The generic answer is you hold all state for the current level of recursion in local variables. Show us some of what you have written. I'm pretty sure we'll be able to give you enough hints to get you going again.
A good question is never answered. It is not a bolt to be tightened into place but a seed to be planted and to bear more seed toward the hope of greening the landscape of the idea. John Ciardi
Joined: Apr 29, 2007
Thanks very much for your offer - and I'll be happy to send the code for comments and criticism. Please let me know.
But I think I might not have been very clear. The code works - meaning that I can give it a messy input expression and get the correct answer returned; it also has error messages for stuff like unbalanced parentheses.
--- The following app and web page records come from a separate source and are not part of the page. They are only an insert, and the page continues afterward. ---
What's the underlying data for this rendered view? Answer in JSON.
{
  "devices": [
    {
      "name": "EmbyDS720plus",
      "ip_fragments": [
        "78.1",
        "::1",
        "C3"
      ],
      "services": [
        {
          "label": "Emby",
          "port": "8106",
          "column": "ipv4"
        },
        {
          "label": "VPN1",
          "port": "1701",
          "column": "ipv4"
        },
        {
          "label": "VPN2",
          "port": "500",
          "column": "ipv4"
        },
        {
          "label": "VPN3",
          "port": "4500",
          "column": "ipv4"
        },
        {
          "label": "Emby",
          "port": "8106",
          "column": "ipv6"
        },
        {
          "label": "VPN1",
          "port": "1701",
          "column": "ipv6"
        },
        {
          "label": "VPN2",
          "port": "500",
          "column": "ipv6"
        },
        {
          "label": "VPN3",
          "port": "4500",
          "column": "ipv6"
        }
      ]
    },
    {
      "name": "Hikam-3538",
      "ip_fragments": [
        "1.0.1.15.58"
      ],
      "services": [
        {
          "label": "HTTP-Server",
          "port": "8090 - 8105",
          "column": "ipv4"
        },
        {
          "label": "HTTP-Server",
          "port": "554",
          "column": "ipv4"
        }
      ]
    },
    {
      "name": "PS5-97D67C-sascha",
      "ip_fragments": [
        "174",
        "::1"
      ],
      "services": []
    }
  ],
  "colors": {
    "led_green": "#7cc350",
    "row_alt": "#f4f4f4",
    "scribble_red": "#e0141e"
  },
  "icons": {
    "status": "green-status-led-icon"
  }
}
I'm doing this as a way to learn object orientation using Java as the vehicle - object orientation came in while I was raising & home-schooling my son, so I missed out when it was fresh. So when I was whining about needing something to do, because I have no confidence that I've learned something until I can actually write code, my (obnoxious) son suggested an expression evaluator. I have 3 classes and an enum in it and since I'm quite new at this it's probably pretty crude as well as being long. I asked the question because I'm all sorts of uncertain about whether I'm doing something crudely that more experienced folks can do more prettily or efficiently ...